(TASK DATA)

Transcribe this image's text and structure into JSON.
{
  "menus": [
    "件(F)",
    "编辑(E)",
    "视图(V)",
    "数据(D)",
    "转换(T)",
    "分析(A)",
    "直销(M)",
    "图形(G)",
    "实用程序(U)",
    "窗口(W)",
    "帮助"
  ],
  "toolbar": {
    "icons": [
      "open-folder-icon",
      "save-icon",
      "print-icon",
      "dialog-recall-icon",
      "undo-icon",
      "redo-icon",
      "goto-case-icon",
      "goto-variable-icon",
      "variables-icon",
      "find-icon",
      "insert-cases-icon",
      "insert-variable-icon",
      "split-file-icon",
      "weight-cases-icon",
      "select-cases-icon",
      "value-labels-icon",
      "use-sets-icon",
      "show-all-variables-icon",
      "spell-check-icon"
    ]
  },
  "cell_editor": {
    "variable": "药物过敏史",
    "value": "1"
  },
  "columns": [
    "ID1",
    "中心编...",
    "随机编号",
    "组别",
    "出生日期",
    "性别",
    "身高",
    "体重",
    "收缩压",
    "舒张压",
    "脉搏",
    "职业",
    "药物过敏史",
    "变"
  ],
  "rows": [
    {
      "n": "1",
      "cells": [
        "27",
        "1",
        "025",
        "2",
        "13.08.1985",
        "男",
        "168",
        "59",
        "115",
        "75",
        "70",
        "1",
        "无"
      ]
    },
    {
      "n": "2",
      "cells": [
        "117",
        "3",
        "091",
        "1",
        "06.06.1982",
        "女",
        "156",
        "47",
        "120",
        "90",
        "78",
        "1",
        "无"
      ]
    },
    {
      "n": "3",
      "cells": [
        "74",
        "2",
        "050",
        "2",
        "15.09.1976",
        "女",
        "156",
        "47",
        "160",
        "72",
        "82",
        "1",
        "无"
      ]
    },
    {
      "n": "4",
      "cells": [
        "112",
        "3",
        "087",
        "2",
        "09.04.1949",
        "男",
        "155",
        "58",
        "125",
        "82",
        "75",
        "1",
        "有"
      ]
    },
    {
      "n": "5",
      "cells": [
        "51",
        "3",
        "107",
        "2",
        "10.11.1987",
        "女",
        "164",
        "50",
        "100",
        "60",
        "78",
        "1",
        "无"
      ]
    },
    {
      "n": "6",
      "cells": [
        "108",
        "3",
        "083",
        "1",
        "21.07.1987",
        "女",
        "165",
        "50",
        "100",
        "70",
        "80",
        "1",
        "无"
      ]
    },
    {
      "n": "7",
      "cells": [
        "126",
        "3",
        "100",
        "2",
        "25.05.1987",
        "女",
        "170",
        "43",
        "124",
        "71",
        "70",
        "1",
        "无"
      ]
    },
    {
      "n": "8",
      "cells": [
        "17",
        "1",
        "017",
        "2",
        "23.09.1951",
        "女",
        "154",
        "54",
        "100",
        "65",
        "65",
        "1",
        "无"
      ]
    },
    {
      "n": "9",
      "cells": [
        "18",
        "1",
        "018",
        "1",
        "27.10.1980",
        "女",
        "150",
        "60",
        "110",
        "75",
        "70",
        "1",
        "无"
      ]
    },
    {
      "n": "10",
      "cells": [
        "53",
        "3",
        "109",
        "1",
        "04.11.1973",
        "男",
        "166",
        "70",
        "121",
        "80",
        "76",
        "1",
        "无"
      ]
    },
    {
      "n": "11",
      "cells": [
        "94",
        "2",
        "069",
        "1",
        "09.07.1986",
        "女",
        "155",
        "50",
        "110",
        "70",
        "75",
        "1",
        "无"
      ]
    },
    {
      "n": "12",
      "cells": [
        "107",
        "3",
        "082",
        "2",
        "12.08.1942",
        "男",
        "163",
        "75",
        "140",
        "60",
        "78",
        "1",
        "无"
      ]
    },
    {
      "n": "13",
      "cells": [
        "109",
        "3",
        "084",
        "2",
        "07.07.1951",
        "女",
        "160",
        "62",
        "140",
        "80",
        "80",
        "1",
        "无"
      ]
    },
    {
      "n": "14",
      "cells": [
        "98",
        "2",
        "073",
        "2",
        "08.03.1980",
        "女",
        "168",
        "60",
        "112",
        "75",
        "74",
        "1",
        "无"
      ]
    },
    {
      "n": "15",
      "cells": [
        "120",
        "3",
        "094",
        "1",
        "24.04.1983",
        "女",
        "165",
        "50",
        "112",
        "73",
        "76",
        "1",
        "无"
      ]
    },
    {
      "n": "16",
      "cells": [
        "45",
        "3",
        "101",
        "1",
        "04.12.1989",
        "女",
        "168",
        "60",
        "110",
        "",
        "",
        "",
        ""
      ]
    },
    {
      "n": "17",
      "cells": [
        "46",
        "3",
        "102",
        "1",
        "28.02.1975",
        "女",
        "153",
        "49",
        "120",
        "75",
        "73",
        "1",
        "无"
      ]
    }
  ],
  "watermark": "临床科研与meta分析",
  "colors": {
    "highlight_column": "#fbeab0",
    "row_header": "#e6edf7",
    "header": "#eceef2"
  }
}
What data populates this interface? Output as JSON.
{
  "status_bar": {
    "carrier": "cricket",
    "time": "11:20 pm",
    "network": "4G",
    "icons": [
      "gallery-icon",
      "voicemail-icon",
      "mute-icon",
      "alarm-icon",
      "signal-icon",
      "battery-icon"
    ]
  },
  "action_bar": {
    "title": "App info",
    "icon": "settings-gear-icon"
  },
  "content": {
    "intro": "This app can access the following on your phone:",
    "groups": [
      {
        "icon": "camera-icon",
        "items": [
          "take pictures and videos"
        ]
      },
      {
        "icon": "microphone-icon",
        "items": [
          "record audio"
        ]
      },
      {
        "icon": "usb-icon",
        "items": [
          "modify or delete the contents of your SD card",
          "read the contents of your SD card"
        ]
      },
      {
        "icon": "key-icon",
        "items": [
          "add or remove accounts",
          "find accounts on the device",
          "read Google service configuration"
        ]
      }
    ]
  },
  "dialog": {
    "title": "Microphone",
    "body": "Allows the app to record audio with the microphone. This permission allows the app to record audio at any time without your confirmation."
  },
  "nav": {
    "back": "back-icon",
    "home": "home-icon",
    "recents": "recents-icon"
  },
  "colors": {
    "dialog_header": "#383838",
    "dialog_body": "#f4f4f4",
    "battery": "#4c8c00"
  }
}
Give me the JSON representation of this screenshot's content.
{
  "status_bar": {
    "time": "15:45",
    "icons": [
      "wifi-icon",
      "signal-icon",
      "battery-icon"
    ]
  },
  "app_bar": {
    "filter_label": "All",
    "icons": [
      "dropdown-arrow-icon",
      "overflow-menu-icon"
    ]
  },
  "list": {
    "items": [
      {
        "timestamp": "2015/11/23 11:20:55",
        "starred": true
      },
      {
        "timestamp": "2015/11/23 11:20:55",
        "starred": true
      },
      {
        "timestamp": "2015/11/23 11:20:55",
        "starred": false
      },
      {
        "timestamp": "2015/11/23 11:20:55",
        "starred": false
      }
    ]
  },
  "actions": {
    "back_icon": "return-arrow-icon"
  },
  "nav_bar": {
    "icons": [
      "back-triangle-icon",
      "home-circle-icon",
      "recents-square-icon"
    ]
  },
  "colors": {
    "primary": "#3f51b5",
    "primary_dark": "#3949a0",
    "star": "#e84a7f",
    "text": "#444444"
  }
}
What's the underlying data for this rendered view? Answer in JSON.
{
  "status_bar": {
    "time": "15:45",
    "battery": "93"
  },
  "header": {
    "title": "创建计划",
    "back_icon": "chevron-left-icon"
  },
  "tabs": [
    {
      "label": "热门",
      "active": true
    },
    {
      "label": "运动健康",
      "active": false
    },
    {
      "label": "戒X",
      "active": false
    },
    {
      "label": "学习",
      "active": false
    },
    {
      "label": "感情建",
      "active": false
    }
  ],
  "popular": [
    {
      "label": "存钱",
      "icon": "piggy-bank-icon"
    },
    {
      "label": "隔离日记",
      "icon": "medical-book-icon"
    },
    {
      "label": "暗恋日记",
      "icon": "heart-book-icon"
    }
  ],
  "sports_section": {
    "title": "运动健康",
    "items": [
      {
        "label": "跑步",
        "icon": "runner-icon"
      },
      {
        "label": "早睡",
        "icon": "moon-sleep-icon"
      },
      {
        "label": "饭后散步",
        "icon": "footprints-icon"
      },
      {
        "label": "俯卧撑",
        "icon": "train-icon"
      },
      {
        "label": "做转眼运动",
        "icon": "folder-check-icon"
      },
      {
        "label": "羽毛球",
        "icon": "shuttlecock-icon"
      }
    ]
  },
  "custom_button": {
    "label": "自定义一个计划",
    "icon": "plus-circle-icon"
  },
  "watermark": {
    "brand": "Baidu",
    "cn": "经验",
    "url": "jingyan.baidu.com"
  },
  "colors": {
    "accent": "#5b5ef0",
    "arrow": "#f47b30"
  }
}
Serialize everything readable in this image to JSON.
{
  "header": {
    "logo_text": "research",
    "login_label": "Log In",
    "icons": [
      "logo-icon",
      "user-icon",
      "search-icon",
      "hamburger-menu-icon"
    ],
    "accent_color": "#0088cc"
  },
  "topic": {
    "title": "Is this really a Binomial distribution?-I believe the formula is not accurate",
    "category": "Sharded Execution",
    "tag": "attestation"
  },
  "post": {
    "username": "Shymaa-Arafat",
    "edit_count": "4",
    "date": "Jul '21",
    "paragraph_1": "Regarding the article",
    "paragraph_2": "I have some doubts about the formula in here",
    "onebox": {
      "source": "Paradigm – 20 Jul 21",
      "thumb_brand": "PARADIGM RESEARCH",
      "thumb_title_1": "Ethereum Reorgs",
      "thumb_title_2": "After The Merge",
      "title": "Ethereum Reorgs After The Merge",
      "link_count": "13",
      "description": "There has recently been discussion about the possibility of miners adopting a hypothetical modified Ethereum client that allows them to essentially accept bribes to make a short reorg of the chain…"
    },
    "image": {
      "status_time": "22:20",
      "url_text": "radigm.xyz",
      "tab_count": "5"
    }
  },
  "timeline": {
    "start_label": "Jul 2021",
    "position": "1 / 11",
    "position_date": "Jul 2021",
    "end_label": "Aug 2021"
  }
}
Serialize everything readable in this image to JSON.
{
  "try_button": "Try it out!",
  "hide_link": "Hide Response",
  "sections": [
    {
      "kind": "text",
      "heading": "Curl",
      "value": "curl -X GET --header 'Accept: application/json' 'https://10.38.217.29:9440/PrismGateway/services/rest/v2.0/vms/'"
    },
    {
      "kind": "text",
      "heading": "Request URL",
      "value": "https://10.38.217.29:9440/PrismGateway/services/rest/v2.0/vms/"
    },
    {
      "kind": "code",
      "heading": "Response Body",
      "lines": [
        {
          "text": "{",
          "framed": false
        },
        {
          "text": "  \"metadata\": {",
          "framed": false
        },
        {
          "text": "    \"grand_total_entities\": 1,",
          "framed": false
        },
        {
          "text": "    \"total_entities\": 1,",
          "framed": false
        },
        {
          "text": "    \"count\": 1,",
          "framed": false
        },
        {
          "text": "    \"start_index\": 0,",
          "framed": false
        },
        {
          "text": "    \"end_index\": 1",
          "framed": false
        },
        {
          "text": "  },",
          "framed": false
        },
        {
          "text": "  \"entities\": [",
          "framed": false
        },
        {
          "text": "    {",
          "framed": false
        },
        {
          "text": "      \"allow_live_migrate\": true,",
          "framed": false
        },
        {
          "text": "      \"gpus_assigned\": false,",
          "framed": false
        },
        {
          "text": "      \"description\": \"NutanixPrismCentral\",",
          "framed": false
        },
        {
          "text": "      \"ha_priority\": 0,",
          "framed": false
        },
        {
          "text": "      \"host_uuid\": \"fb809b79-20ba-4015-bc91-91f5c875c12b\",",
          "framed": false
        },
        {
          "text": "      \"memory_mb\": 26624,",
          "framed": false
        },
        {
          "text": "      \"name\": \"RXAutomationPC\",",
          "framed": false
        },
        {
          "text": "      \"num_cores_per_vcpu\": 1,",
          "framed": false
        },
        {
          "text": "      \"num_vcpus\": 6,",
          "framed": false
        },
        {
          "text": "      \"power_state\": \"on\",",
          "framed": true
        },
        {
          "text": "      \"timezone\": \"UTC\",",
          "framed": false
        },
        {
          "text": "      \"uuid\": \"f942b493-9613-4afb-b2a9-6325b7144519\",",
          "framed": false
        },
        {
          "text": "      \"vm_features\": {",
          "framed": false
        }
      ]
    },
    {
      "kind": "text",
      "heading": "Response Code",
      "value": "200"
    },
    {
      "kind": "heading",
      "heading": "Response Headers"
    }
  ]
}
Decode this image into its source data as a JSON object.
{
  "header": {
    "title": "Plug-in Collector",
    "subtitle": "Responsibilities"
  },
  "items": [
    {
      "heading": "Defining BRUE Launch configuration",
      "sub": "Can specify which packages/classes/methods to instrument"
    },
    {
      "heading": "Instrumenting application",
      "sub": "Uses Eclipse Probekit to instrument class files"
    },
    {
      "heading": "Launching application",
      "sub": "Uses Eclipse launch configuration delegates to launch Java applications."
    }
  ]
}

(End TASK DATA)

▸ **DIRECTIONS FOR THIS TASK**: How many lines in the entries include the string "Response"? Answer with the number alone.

▸ **RESULT OF THE TASK**: 4